* **How to complete this task**
Every line holding the string "text" is to be copied from the entries below.

(Data extracted from a collection)
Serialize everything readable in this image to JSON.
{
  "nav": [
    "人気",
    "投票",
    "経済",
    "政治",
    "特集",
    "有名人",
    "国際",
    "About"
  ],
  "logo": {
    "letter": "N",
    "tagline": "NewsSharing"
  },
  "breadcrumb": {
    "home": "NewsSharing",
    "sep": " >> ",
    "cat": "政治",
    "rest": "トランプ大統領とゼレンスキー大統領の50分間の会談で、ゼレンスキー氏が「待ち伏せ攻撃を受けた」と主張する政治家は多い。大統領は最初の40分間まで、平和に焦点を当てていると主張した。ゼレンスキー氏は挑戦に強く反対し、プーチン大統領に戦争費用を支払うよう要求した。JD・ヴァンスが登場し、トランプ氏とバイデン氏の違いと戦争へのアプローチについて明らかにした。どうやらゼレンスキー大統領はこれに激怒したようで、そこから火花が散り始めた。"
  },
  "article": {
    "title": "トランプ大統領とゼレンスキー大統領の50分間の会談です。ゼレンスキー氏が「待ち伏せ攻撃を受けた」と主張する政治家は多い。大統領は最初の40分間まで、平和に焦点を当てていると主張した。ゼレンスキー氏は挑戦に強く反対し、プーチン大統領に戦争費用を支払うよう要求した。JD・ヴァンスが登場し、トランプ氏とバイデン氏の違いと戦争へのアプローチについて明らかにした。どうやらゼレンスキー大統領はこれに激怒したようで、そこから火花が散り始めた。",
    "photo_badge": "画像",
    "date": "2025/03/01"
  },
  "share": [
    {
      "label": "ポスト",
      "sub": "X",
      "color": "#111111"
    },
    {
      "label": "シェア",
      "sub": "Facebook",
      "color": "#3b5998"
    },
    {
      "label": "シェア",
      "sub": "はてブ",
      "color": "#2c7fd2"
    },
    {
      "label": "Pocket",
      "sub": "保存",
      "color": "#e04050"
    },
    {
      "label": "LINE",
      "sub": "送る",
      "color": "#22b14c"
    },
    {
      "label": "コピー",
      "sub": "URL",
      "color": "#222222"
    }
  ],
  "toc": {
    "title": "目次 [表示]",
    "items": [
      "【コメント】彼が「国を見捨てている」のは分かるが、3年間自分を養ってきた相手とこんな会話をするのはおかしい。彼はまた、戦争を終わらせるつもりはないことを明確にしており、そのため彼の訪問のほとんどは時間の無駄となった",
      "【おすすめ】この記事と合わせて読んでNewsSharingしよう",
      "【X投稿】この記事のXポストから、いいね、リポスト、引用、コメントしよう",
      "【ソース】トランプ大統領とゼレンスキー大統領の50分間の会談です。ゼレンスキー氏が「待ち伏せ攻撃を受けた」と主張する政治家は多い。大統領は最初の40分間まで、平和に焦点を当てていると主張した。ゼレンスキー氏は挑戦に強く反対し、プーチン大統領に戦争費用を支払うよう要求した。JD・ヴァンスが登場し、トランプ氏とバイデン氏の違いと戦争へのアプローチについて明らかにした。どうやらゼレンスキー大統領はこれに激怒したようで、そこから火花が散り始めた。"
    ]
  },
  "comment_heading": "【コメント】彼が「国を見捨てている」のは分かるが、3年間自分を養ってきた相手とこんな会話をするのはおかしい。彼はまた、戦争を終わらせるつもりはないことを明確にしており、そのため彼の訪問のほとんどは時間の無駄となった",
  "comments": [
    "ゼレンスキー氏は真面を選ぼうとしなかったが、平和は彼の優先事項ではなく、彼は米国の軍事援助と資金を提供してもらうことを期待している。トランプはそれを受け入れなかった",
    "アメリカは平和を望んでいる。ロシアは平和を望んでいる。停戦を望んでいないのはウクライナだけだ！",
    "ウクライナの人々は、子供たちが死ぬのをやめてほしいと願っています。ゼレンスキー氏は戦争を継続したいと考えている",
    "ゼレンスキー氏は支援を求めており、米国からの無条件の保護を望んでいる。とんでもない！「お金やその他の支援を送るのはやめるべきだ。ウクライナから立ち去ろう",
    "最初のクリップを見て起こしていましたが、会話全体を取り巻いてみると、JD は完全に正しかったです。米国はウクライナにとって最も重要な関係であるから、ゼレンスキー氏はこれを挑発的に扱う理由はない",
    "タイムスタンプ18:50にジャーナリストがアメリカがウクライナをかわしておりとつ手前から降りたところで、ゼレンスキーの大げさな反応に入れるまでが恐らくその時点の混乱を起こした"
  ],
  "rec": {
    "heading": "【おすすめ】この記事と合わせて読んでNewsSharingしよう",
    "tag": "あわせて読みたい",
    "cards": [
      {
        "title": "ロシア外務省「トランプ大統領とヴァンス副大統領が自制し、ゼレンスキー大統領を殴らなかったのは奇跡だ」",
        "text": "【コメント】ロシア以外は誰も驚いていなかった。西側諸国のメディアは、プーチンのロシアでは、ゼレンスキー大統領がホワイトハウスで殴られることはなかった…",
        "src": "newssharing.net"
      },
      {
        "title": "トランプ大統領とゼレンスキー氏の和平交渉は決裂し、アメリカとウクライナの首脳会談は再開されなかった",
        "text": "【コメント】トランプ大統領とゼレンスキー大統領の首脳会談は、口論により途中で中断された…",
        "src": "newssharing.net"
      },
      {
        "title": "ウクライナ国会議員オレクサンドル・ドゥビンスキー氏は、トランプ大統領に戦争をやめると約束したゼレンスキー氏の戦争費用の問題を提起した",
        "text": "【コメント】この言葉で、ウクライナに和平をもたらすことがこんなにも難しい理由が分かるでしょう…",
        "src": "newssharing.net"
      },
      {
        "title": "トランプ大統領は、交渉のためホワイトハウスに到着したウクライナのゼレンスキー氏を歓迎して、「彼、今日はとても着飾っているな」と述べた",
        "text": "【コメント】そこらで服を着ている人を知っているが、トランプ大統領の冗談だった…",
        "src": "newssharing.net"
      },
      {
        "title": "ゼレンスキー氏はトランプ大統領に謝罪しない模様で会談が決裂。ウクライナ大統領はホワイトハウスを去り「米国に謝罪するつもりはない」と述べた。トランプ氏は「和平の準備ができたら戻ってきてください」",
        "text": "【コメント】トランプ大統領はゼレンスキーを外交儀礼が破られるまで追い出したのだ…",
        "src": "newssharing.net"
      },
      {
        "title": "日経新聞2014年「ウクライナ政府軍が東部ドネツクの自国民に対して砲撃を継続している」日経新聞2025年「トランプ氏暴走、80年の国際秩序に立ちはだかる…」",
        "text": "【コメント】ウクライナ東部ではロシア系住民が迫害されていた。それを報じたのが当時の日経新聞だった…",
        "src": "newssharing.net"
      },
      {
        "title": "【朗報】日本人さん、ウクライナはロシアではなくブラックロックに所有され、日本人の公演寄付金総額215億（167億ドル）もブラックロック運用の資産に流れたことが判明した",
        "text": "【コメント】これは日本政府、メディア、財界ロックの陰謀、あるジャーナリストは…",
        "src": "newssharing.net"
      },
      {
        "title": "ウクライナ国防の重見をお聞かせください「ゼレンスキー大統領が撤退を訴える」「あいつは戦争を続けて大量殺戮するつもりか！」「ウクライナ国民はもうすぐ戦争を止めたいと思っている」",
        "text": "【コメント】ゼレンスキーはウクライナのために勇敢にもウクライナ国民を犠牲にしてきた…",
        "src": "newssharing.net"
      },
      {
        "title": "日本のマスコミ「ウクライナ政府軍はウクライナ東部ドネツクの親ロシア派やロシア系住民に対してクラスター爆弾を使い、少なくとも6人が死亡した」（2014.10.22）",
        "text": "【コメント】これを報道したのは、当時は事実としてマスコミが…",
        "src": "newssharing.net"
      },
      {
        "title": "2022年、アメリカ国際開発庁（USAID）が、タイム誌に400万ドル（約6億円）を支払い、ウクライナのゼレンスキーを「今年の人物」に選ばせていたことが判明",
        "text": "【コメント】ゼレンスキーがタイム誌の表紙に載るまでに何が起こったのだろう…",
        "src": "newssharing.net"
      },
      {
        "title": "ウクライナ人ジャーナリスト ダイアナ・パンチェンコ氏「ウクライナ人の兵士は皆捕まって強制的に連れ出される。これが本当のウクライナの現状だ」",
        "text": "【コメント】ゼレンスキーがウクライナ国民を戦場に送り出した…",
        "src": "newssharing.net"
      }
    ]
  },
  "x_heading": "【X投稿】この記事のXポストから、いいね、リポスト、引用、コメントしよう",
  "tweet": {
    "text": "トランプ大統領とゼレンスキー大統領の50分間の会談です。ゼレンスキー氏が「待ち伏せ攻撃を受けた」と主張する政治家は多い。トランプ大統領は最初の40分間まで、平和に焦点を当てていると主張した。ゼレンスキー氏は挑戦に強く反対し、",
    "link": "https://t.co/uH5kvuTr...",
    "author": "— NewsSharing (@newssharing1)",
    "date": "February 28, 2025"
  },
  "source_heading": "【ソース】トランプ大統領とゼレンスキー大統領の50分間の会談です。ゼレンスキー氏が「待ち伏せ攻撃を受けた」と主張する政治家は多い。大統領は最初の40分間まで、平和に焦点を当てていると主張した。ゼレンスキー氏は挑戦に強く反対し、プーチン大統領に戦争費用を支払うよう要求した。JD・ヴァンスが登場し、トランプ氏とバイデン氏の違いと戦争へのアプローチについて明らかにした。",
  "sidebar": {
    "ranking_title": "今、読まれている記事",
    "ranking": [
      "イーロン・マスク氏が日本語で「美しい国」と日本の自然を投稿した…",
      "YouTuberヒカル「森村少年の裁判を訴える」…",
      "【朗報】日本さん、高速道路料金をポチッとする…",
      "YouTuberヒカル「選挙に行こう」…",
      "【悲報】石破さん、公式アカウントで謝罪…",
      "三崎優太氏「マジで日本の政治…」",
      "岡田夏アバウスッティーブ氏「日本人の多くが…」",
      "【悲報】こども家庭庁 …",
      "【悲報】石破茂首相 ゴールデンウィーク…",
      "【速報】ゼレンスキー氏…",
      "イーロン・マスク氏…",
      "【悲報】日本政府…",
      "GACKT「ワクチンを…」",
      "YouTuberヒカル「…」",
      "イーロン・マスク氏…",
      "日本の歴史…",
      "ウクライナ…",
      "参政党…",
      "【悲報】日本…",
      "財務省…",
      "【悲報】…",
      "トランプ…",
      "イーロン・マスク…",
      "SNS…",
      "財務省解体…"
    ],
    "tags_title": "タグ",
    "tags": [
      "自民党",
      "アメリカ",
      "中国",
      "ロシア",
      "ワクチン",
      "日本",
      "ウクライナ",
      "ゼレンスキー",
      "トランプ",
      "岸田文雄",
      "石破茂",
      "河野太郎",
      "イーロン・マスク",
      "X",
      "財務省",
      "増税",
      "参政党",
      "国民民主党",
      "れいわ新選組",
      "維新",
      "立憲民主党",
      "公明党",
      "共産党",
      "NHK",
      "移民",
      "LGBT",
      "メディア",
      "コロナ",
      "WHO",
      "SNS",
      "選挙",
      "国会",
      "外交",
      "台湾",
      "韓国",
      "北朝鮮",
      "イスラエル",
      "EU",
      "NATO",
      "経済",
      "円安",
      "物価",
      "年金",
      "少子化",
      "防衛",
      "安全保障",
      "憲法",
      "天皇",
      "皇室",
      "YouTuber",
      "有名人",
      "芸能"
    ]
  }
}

* **Response for this exercise**
        "text": "【コメント】ロシア以外は誰も驚いていなかった。西側諸国のメディアは、プーチンのロシアでは、ゼレンスキー大統領がホワイトハウスで殴られることはなかった…",
        "text": "【コメント】トランプ大統領とゼレンスキー大統領の首脳会談は、口論により途中で中断された…",
        "text": "【コメント】この言葉で、ウクライナに和平をもたらすことがこんなにも難しい理由が分かるでしょう…",
        "text": "【コメント】そこらで服を着ている人を知っているが、トランプ大統領の冗談だった…",
        "text": "【コメント】トランプ大統領はゼレンスキーを外交儀礼が破られるまで追い出したのだ…",
        "text": "【コメント】ウクライナ東部ではロシア系住民が迫害されていた。それを報じたのが当時の日経新聞だった…",
        "text": "【コメント】これは日本政府、メディア、財界ロックの陰謀、あるジャーナリストは…",
        "text": "【コメント】ゼレンスキーはウクライナのために勇敢にもウクライナ国民を犠牲にしてきた…",
        "text": "【コメント】これを報道したのは、当時は事実としてマスコミが…",
        "text": "【コメント】ゼレンスキーがタイム誌の表紙に載るまでに何が起こったのだろう…",
        "text": "【コメント】ゼレンスキーがウクライナ国民を戦場に送り出した…",
    "text": "トランプ大統領とゼレンスキー大統領の50分間の会談です。ゼレンスキー氏が「待ち伏せ攻撃を受けた」と主張する政治家は多い。トランプ大統領は最初の40分間まで、平和に焦点を当てていると主張した。ゼレンスキー氏は挑戦に強く反対し、",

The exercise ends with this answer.